Mainstream, VOL LIII No 1, December 27, 2014 - Annual Number
The Subversion of the Constitution
Saturday 27 December 2014, by
The Bharatiya Janata Party, though a minority party in the Maharashtra Legislative Assembly, being the party having the larger number of legislators in the Assembly than any other party, was called upon by the Governor to form the government in the State, on the condition that it proves that it is supported by a majority in the House within 15 days. The party failed to prove it, according to law, when it attempted to do it on November 12, 2014. Hence, the government should have resigned on that day, which it did not. The Governor should therefore have dismissed the Ministry as is the well-established constitutional convention of the Cabinet system of parliamentary government. The Governor failed to do it and allowed the defeated government to continue in office, till December 5, 2014 (on which day it allied with the Shiv Sena and formed a majority in the House), illegally and against the provisions of the Constitution. As a result, we had in the State of Maharashtra the rule of an illegitimate government with the connivance of the Governor. All the acts done by the said usurper government and all the expenses incurred on it are contrary to law, undemocratic and expressly violative of the Constitution.
Not only all the deeds of the Ministry during the said period are invalid in law, but the monies spent on the Ministry during the period are recoverable from each of its members.
It is true that in the Constitution there is no provision made, in so many words, to deal with a situation when the defeated Ministry or the Ministry, which loses the confidence of the House, does not resign or the President or the Governor, as the case may be, does not dismiss it. But that is because, it is a well-acknowledged assumption of a democratic government that it is always the government with a majority support which will govern and the minority government shall not rule. This is implicit in any democracy. When we accept democracy, we accept all its rules, conventions, assumptions and implied practices which make it work. The parliamen-tary democracy is unworkable, unless the Ministry’s responsibility and accountability to the House is unconditionally acknowledged and discharged. It therefore follows that the Ministry, which does not enjoy the confidence of the House, shall not rule, and if it tries to do so, the Governor, as the Head of the State and empowered under the Constitution, shall not allow it to hold office. In spite of this legal provision, when the Ministry clings to office and the Governor does not prevent it from acting, both defy the Constitution and are guilty of constitutional offences. It amounts to revolt against the Constitution.

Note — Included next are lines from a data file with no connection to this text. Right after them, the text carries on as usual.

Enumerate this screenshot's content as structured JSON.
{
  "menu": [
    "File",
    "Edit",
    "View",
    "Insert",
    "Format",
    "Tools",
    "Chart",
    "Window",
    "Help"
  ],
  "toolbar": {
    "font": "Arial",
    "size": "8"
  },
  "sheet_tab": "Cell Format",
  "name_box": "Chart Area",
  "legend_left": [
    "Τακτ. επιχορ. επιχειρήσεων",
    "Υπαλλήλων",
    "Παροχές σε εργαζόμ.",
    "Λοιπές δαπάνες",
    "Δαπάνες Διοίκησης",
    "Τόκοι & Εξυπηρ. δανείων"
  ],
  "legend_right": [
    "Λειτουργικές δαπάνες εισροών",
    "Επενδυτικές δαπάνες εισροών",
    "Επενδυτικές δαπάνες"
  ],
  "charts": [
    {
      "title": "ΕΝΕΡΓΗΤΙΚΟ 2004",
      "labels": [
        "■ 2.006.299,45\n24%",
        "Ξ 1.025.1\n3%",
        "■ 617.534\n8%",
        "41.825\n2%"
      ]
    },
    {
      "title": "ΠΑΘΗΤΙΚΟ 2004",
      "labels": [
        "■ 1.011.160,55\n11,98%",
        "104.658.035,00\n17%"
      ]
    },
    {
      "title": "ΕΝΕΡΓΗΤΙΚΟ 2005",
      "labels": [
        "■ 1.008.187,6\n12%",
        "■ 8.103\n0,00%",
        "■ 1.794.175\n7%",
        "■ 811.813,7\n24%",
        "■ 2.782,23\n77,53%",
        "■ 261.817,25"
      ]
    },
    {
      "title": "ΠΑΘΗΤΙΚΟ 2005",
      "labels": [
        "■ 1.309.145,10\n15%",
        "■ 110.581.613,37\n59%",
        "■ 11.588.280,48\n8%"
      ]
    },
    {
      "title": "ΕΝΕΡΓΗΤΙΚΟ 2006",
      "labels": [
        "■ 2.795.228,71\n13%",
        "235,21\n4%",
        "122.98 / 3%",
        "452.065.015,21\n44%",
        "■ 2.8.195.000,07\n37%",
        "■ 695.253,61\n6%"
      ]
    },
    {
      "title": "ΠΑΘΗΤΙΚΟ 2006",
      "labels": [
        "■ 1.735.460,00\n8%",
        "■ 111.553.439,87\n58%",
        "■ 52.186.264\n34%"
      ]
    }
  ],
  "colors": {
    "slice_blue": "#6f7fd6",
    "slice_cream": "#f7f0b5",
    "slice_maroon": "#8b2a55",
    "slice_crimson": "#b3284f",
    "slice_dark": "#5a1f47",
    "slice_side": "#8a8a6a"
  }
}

The remedy in such a situation is for the President to act under Article 356(1) of the Constitution to impose his rule, and also, under Article 156 (2), to remove the Governor. Unless such constitutionally ordained exemplary actions are taken, it will not be possible to sustain parliamentary democracy in the country. The resignation of the Ministry on losing its majority, or the confidence of the House, is the sine qua non of the Cabinet system of democratic governance. It is the only civil and smooth way of transference of power, and the refusal of the defeated government to vacate office is an invitation to violence. The change of government by a resort to arms is against the grain of democracy. It is the negation of democracy. If such an incident is ignored, even once, it will become the rule and soon subvert the Consti-tution and convert democracy into an unwritten dictatorship.
It is necessary for all democrats to rise above their predilections and oppose such subversion of basic democratic requisites, and save democracy in this country. It is nothing short of the imposing blatantly an arbitrary power, mindless of the law and the Constitution. Let no part of this country ever experience the lawless regime the State of Maharashtra has experienced during November 12 to December 5, 2014.
Since such a constitutionally grave situation has arisen for the first time in this country (according to my recollection), it is necessary that all familiar with the constitutional law, apply their mind to the problem and suggest a solution. This is one of those questions which arise over a period during the operation of the Constitution and have to be answered with circumspection, erudition and constitutional wisdom.
The author is a former Judge of the Supreme Court (now retired). On retirement he was for sometime appointed the Chairman, Press Council of India.